Studies of Equities market performance and devaluation has shown that investor’s expectation of devaluing often trigger sell offs in the financial market thereby leading to cheaper asset prices. This position is buttressed by the bearish sentiment witnessed in the Nigeria Equities and Fixed Income market prior to the just concluded MPC meeting, when the Equities tumbled 18.95% in 4 weeks (between October 8th and November 7th on the back of disturbing developments in the global oil market, dwindling reserves, and huge pressure on the Naira, even as unrest in the North-eastern region and political intrigues persist.
Consequent on the above, devaluation itself is actually expected to bring about a bullish run in the market as prices are often cheaper most especially for foreign portfolio investors after the prior sell-off. Also, in the Fixed Income (FI) market, an MPR increase from 12% to 13% makes yields more attractive as average T-bills yields advanced by 0.38% in the day after the announcement.
Besides, we think the move by the apex bank to salvage the dwindling reserve and stabilize the economy no matter what it takes, send a positive signal to investors (both local and foreign) and instils a level of confidence in the commitment of the bank to stabilize the economy.
On the basis of the above, we believe the Equities and Fixed Income market may witness a bullish run in the short term since as foreign investors who may have exited the market prior to the devaluation, may be attracted by attractive prices and increased buying power for equities, as well as higher yielding FI instruments.

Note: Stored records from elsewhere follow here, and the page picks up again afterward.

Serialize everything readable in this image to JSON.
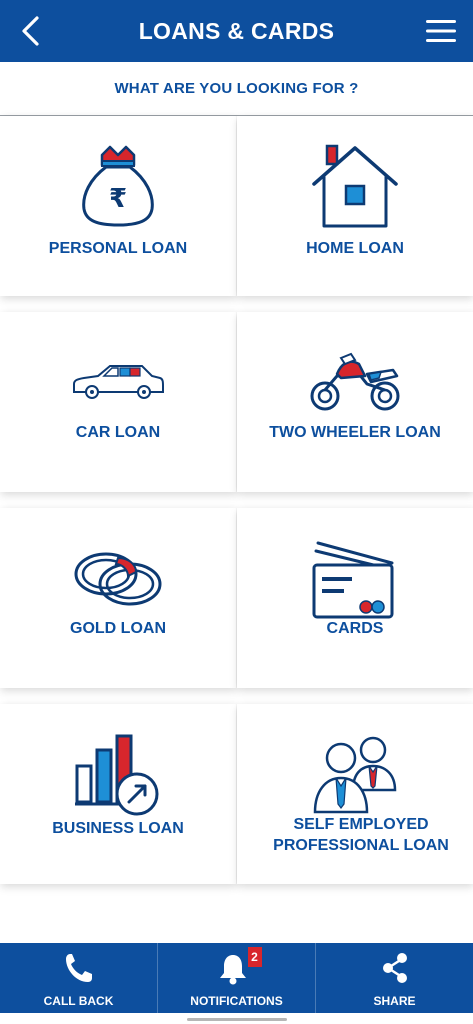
{
  "header": {
    "title": "LOANS & CARDS",
    "back_icon": "back-chevron-icon",
    "menu_icon": "hamburger-menu-icon"
  },
  "subheading": "WHAT ARE YOU LOOKING FOR ?",
  "tiles": [
    {
      "label": "PERSONAL LOAN",
      "icon": "money-bag-rupee-icon"
    },
    {
      "label": "HOME LOAN",
      "icon": "house-icon"
    },
    {
      "label": "CAR LOAN",
      "icon": "car-icon"
    },
    {
      "label": "TWO WHEELER LOAN",
      "icon": "motorcycle-icon"
    },
    {
      "label": "GOLD LOAN",
      "icon": "rings-icon"
    },
    {
      "label": "CARDS",
      "icon": "credit-card-icon"
    },
    {
      "label": "BUSINESS LOAN",
      "icon": "bar-chart-growth-icon"
    },
    {
      "label_line1": "SELF EMPLOYED",
      "label_line2": "PROFESSIONAL LOAN",
      "icon": "professionals-icon"
    }
  ],
  "footer": {
    "call_back": "CALL BACK",
    "notifications": "NOTIFICATIONS",
    "notifications_count": "2",
    "share": "SHARE"
  },
  "colors": {
    "brand_blue": "#0d4f9e",
    "accent_red": "#d7262c",
    "icon_light_blue": "#1e8fd6"
  }
}
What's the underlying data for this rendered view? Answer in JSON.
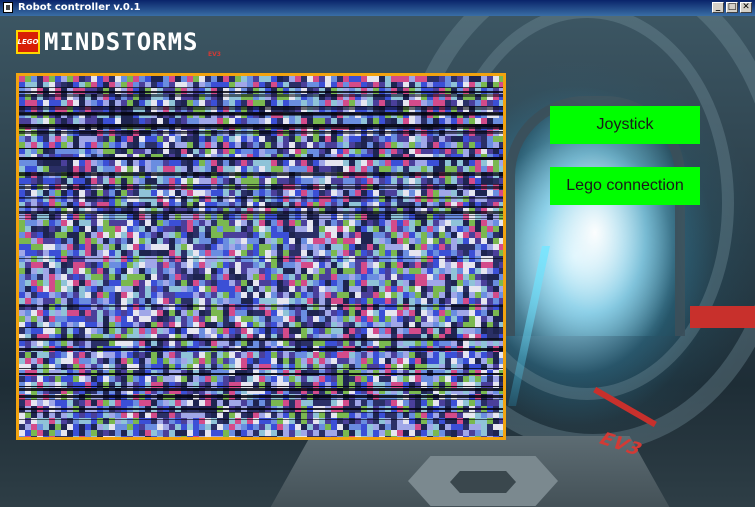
{
  "window": {
    "title": "Robot controller v.0.1",
    "controls": {
      "minimize": "_",
      "maximize": "□",
      "close": "✕"
    }
  },
  "logo": {
    "badge_text": "LEGO",
    "wordmark": "MINDSTORMS",
    "sub_mark": "EV3"
  },
  "background": {
    "floor_mark": "EV3"
  },
  "video_feed": {
    "state": "static-noise",
    "border_color": "#f2a30f"
  },
  "buttons": {
    "joystick_label": "Joystick",
    "lego_connection_label": "Lego connection",
    "color": "#00ff00"
  },
  "icons": {
    "app_icon": "window-app-icon",
    "minimize": "minimize-icon",
    "maximize": "maximize-icon",
    "close": "close-icon"
  }
}
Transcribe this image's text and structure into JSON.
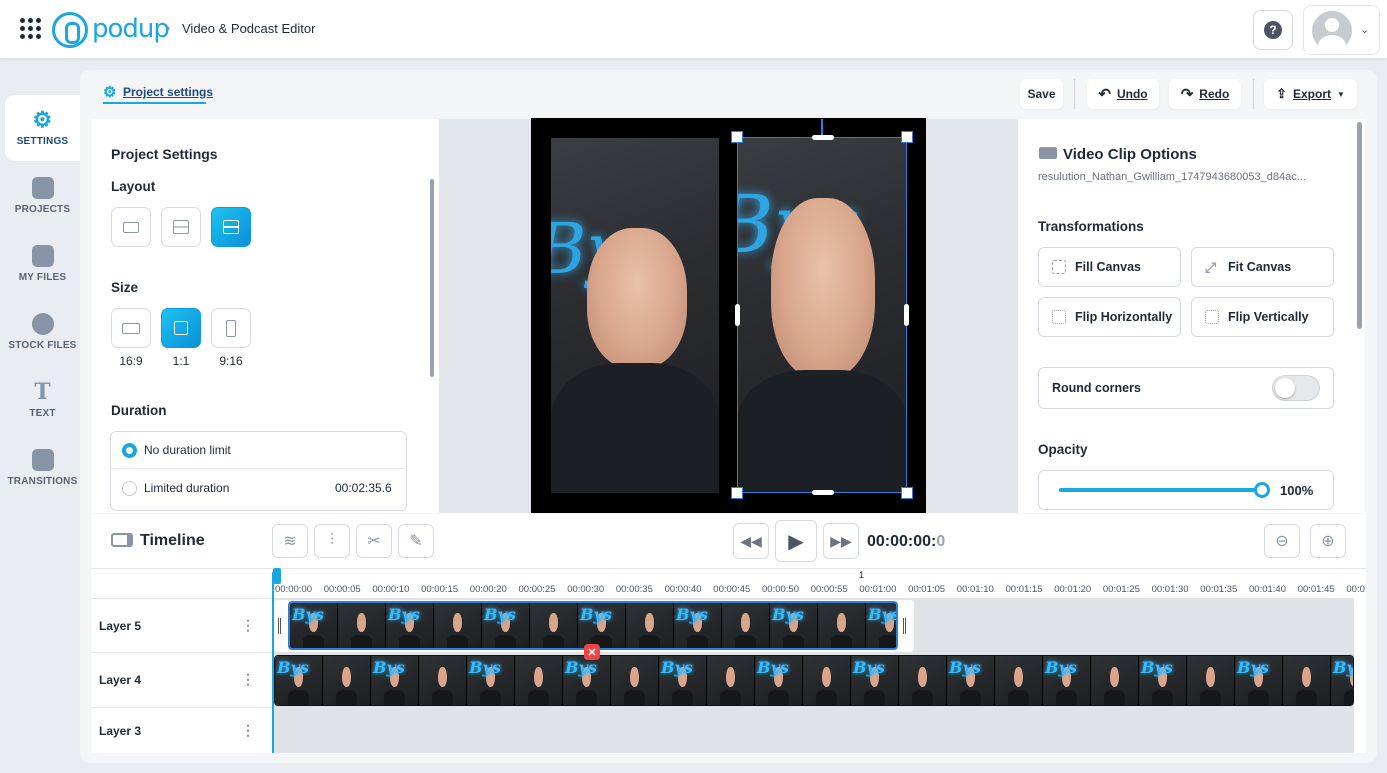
{
  "header": {
    "logo_text": "podup",
    "breadcrumb_separator": "›",
    "breadcrumb": "Video & Podcast Editor",
    "help_label": "?",
    "menu_caret": "⌄"
  },
  "sidebar": {
    "items": [
      {
        "label": "SETTINGS",
        "icon": "gear-icon",
        "active": true
      },
      {
        "label": "PROJECTS",
        "icon": "projects-icon"
      },
      {
        "label": "MY FILES",
        "icon": "files-icon"
      },
      {
        "label": "STOCK FILES",
        "icon": "cloud-icon"
      },
      {
        "label": "TEXT",
        "icon": "text-icon"
      },
      {
        "label": "TRANSITIONS",
        "icon": "transitions-icon"
      }
    ]
  },
  "toolbar": {
    "tab_label": "Project settings",
    "save_label": "Save",
    "undo_label": "Undo",
    "redo_label": "Redo",
    "export_label": "Export"
  },
  "project_settings": {
    "title": "Project Settings",
    "layout_label": "Layout",
    "size_label": "Size",
    "sizes": [
      "16:9",
      "1:1",
      "9:16"
    ],
    "selected_size": "1:1",
    "duration_label": "Duration",
    "duration_options": [
      {
        "label": "No duration limit",
        "selected": true
      },
      {
        "label": "Limited duration",
        "value": "00:02:35.6"
      }
    ]
  },
  "clip_options": {
    "title": "Video Clip Options",
    "filename": "resulution_Nathan_Gwilliam_1747943680053_d84ac...",
    "transformations_label": "Transformations",
    "buttons": [
      "Fill Canvas",
      "Fit Canvas",
      "Flip Horizontally",
      "Flip Vertically"
    ],
    "round_corners_label": "Round corners",
    "round_corners_on": false,
    "opacity_label": "Opacity",
    "opacity_value": "100%"
  },
  "timeline": {
    "title": "Timeline",
    "timecode": "00:00:00:",
    "timecode_frame": "0",
    "ruler_marker": "1",
    "ticks": [
      "00:00:00",
      "00:00:05",
      "00:00:10",
      "00:00:15",
      "00:00:20",
      "00:00:25",
      "00:00:30",
      "00:00:35",
      "00:00:40",
      "00:00:45",
      "00:00:50",
      "00:00:55",
      "00:01:00",
      "00:01:05",
      "00:01:10",
      "00:01:15",
      "00:01:20",
      "00:01:25",
      "00:01:30",
      "00:01:35",
      "00:01:40",
      "00:01:45",
      "00:0"
    ],
    "layers": [
      "Layer 5",
      "Layer 4",
      "Layer 3"
    ],
    "layer_menu": "⋮",
    "neon_glyph": "Bys",
    "remove_label": "✕"
  },
  "colors": {
    "accent": "#1aa7e0",
    "selection": "#2f7fd9",
    "danger": "#ef4444"
  }
}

Yet, probable headwinds in the economy going into 2015 are still a major source of concern as to the sustainability of this drive.
Overall, we believe the market will witness a level of gyration in the short term due to these developments but moderation is expected to set in in the medium to longer term.
A Monotonous Economy, Ripe Time to Diversify
As earlier said, Nigeria is a monotonous economy with Crude oil making up 94% of our exports according to OPEC. Nigeria import most of its products even those, which the country ordinarily should provide capacity to produce locally. Oil refining is a good example here, Nigeria refines significant portion of its oil abroad despite having a good number of local refineries.
Whilst devaluation is supposedly expected to favour exports and discourage importation, in our view, a country with 94% crude oil export and high import dependence may not benefit much from such a policy. Hence, we not see significant impact of the policy on exportation. More so, this further re-emphasizes the need for Nigeria to diversify its export base.